> _YOUR GOAL_
Produce a verbatim copy of the records, and keep the images out of it.

> _Collection entries_
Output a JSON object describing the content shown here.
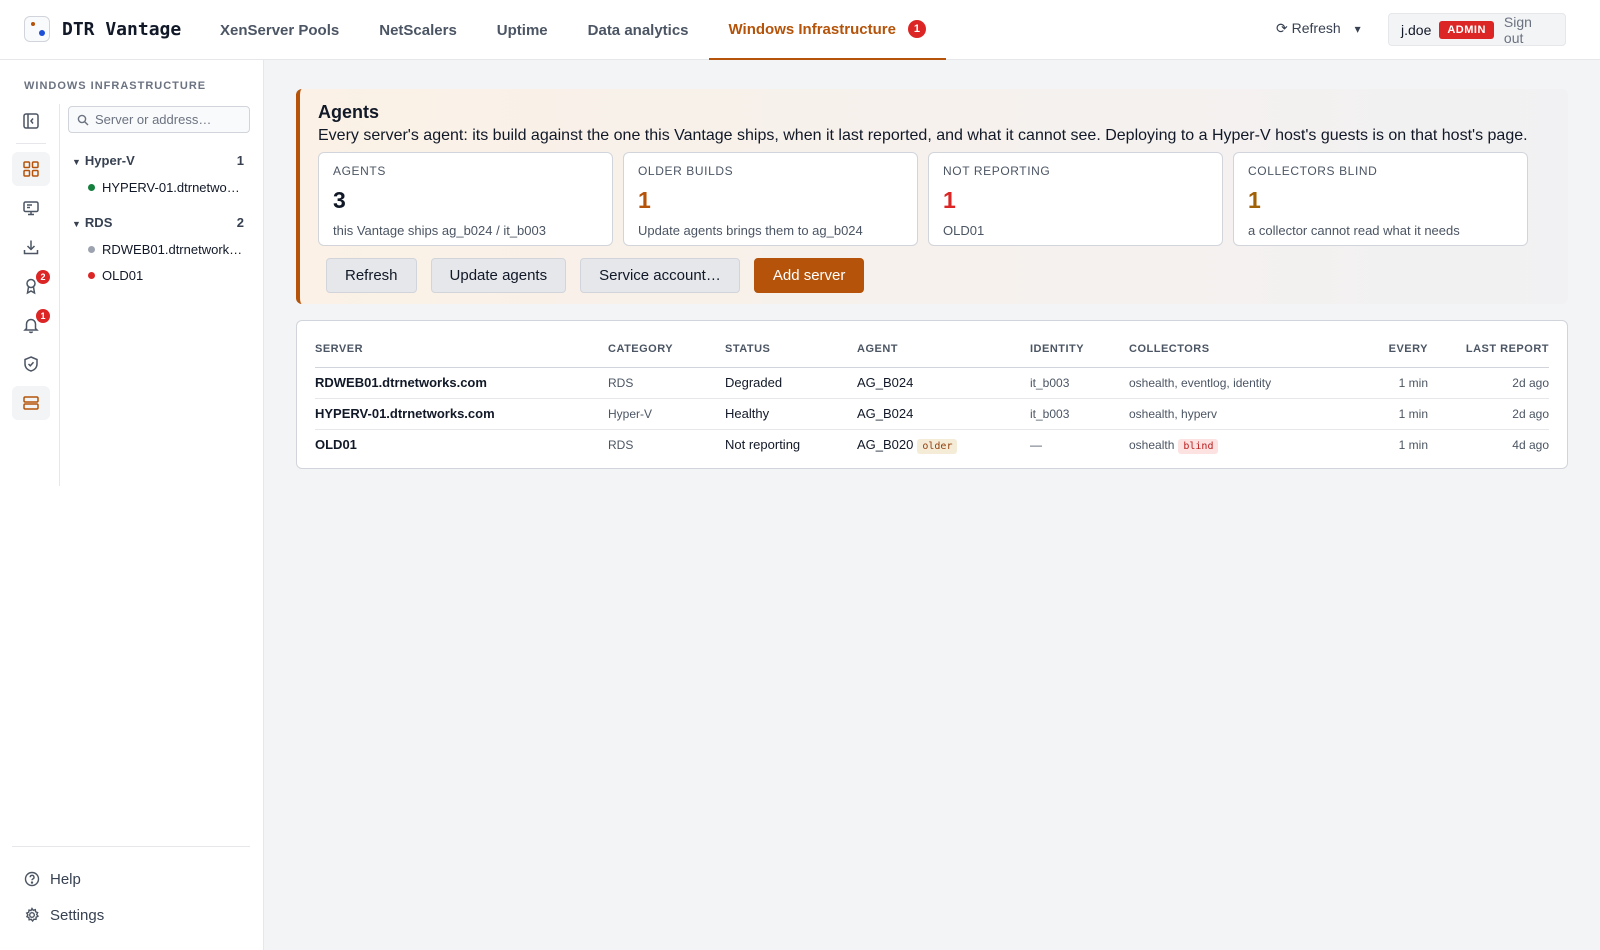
{
  "app": {
    "name": "DTR Vantage"
  },
  "nav": {
    "tabs": [
      {
        "label": "XenServer Pools"
      },
      {
        "label": "NetScalers"
      },
      {
        "label": "Uptime"
      },
      {
        "label": "Data analytics"
      },
      {
        "label": "Windows Infrastructure",
        "badge": "1"
      }
    ],
    "refresh_label": "⟳ Refresh",
    "refresh_caret": "▾"
  },
  "user": {
    "name": "j.doe",
    "role": "ADMIN",
    "signout": "Sign out"
  },
  "sidebar": {
    "title": "WINDOWS INFRASTRUCTURE",
    "search_placeholder": "Server or address…",
    "rail_badges": {
      "awards": "2",
      "alerts": "1"
    },
    "groups": [
      {
        "name": "Hyper-V",
        "count": "1",
        "items": [
          {
            "name": "HYPERV-01.dtrnetworks.com",
            "status_color": "#15803d"
          }
        ]
      },
      {
        "name": "RDS",
        "count": "2",
        "items": [
          {
            "name": "RDWEB01.dtrnetworks.com",
            "status_color": "#9ca3af"
          },
          {
            "name": "OLD01",
            "status_color": "#dc2626"
          }
        ]
      }
    ],
    "footer": {
      "help": "Help",
      "settings": "Settings"
    }
  },
  "agents": {
    "title": "Agents",
    "description": "Every server's agent: its build against the one this Vantage ships, when it last reported, and what it cannot see. Deploying to a Hyper-V host's guests is on that host's page.",
    "stats": [
      {
        "label": "AGENTS",
        "value": "3",
        "sub": "this Vantage ships ag_b024 / it_b003",
        "color": "#111827"
      },
      {
        "label": "OLDER BUILDS",
        "value": "1",
        "sub": "Update agents brings them to ag_b024",
        "color": "#b45309"
      },
      {
        "label": "NOT REPORTING",
        "value": "1",
        "sub": "OLD01",
        "color": "#dc2626"
      },
      {
        "label": "COLLECTORS BLIND",
        "value": "1",
        "sub": "a collector cannot read what it needs",
        "color": "#a16207"
      }
    ],
    "actions": {
      "refresh": "Refresh",
      "update": "Update agents",
      "service": "Service account…",
      "add": "Add server"
    }
  },
  "table": {
    "headers": {
      "server": "SERVER",
      "category": "CATEGORY",
      "status": "STATUS",
      "agent": "AGENT",
      "identity": "IDENTITY",
      "collectors": "COLLECTORS",
      "every": "EVERY",
      "last": "LAST REPORT"
    },
    "rows": [
      {
        "server": "RDWEB01.dtrnetworks.com",
        "category": "RDS",
        "status": "Degraded",
        "agent": "AG_B024",
        "agent_tag": "",
        "identity": "it_b003",
        "collectors": "oshealth, eventlog, identity",
        "collectors_tag": "",
        "every": "1 min",
        "last": "2d ago"
      },
      {
        "server": "HYPERV-01.dtrnetworks.com",
        "category": "Hyper-V",
        "status": "Healthy",
        "agent": "AG_B024",
        "agent_tag": "",
        "identity": "it_b003",
        "collectors": "oshealth, hyperv",
        "collectors_tag": "",
        "every": "1 min",
        "last": "2d ago"
      },
      {
        "server": "OLD01",
        "category": "RDS",
        "status": "Not reporting",
        "agent": "AG_B020",
        "agent_tag": "older",
        "identity": "—",
        "collectors": "oshealth",
        "collectors_tag": "blind",
        "every": "1 min",
        "last": "4d ago"
      }
    ]
  },
  "colors": {
    "accent": "#b45309",
    "danger": "#dc2626"
  }
}
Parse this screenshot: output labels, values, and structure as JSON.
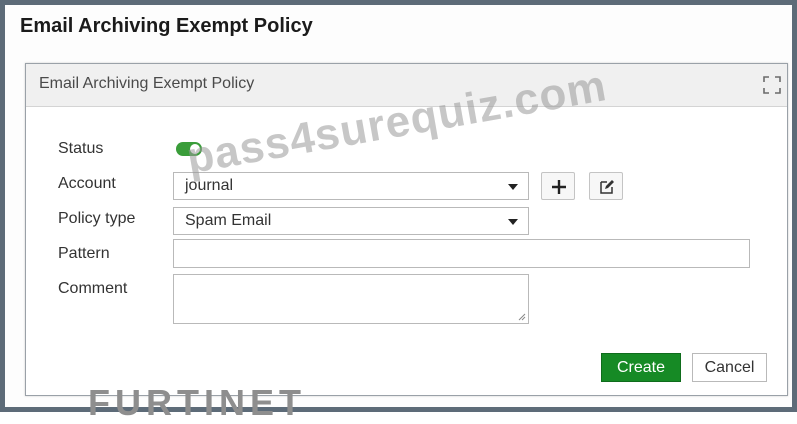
{
  "page": {
    "title": "Email Archiving Exempt Policy"
  },
  "dialog": {
    "title": "Email Archiving Exempt Policy",
    "expand_icon": "expand-icon"
  },
  "form": {
    "status": {
      "label": "Status",
      "enabled": true,
      "accent": "#3a9d3a"
    },
    "account": {
      "label": "Account",
      "value": "journal",
      "add_icon": "plus-icon",
      "edit_icon": "edit-icon"
    },
    "policy_type": {
      "label": "Policy type",
      "value": "Spam Email"
    },
    "pattern": {
      "label": "Pattern",
      "value": ""
    },
    "comment": {
      "label": "Comment",
      "value": ""
    }
  },
  "actions": {
    "create_label": "Create",
    "cancel_label": "Cancel",
    "create_color": "#168a25"
  },
  "watermark": "pass4surequiz.com",
  "logo": "FURTINET"
}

> _SOLVED EXERCISE_
Output a JSON object describing the content shown here.
{
  "app": {
    "name": "DTR Vantage"
  },
  "nav": {
    "tabs": [
      {
        "label": "XenServer Pools"
      },
      {
        "label": "NetScalers"
      },
      {
        "label": "Uptime"
      },
      {
        "label": "Data analytics"
      },
      {
        "label": "Windows Infrastructure",
        "badge": "1"
      }
    ],
    "refresh_label": "⟳ Refresh",
    "refresh_caret": "▾"
  },
  "user": {
    "name": "j.doe",
    "role": "ADMIN",
    "signout": "Sign out"
  },
  "sidebar": {
    "title": "WINDOWS INFRASTRUCTURE",
    "search_placeholder": "Server or address…",
    "rail_badges": {
      "awards": "2",
      "alerts": "1"
    },
    "groups": [
      {
        "name": "Hyper-V",
        "count": "1",
        "items": [
          {
            "name": "HYPERV-01.dtrnetworks.com",
            "status_color": "#15803d"
          }
        ]
      },
      {
        "name": "RDS",
        "count": "2",
        "items": [
          {
            "name": "RDWEB01.dtrnetworks.com",
            "status_color": "#9ca3af"
          },
          {
            "name": "OLD01",
            "status_color": "#dc2626"
          }
        ]
      }
    ],
    "footer": {
      "help": "Help",
      "settings": "Settings"
    }
  },
  "agents": {
    "title": "Agents",
    "description": "Every server's agent: its build against the one this Vantage ships, when it last reported, and what it cannot see. Deploying to a Hyper-V host's guests is on that host's page.",
    "stats": [
      {
        "label": "AGENTS",
        "value": "3",
        "sub": "this Vantage ships ag_b024 / it_b003",
        "color": "#111827"
      },
      {
        "label": "OLDER BUILDS",
        "value": "1",
        "sub": "Update agents brings them to ag_b024",
        "color": "#b45309"
      },
      {
        "label": "NOT REPORTING",
        "value": "1",
        "sub": "OLD01",
        "color": "#dc2626"
      },
      {
        "label": "COLLECTORS BLIND",
        "value": "1",
        "sub": "a collector cannot read what it needs",
        "color": "#a16207"
      }
    ],
    "actions": {
      "refresh": "Refresh",
      "update": "Update agents",
      "service": "Service account…",
      "add": "Add server"
    }
  },
  "table": {
    "headers": {
      "server": "SERVER",
      "category": "CATEGORY",
      "status": "STATUS",
      "agent": "AGENT",
      "identity": "IDENTITY",
      "collectors": "COLLECTORS",
      "every": "EVERY",
      "last": "LAST REPORT"
    },
    "rows": [
      {
        "server": "RDWEB01.dtrnetworks.com",
        "category": "RDS",
        "status": "Degraded",
        "agent": "AG_B024",
        "agent_tag": "",
        "identity": "it_b003",
        "collectors": "oshealth, eventlog, identity",
        "collectors_tag": "",
        "every": "1 min",
        "last": "2d ago"
      },
      {
        "server": "HYPERV-01.dtrnetworks.com",
        "category": "Hyper-V",
        "status": "Healthy",
        "agent": "AG_B024",
        "agent_tag": "",
        "identity": "it_b003",
        "collectors": "oshealth, hyperv",
        "collectors_tag": "",
        "every": "1 min",
        "last": "2d ago"
      },
      {
        "server": "OLD01",
        "category": "RDS",
        "status": "Not reporting",
        "agent": "AG_B020",
        "agent_tag": "older",
        "identity": "—",
        "collectors": "oshealth",
        "collectors_tag": "blind",
        "every": "1 min",
        "last": "4d ago"
      }
    ]
  },
  "colors": {
    "accent": "#b45309",
    "danger": "#dc2626"
  }
}
Parse this screenshot: output labels, values, and structure as JSON.
{
  "page": {
    "title": "Email Archiving Exempt Policy"
  },
  "dialog": {
    "title": "Email Archiving Exempt Policy",
    "expand_icon": "expand-icon"
  },
  "form": {
    "status": {
      "label": "Status",
      "enabled": true,
      "accent": "#3a9d3a"
    },
    "account": {
      "label": "Account",
      "value": "journal",
      "add_icon": "plus-icon",
      "edit_icon": "edit-icon"
    },
    "policy_type": {
      "label": "Policy type",
      "value": "Spam Email"
    },
    "pattern": {
      "label": "Pattern",
      "value": ""
    },
    "comment": {
      "label": "Comment",
      "value": ""
    }
  },
  "actions": {
    "create_label": "Create",
    "cancel_label": "Cancel",
    "create_color": "#168a25"
  },
  "watermark": "pass4surequiz.com",
  "logo": "FURTINET"
}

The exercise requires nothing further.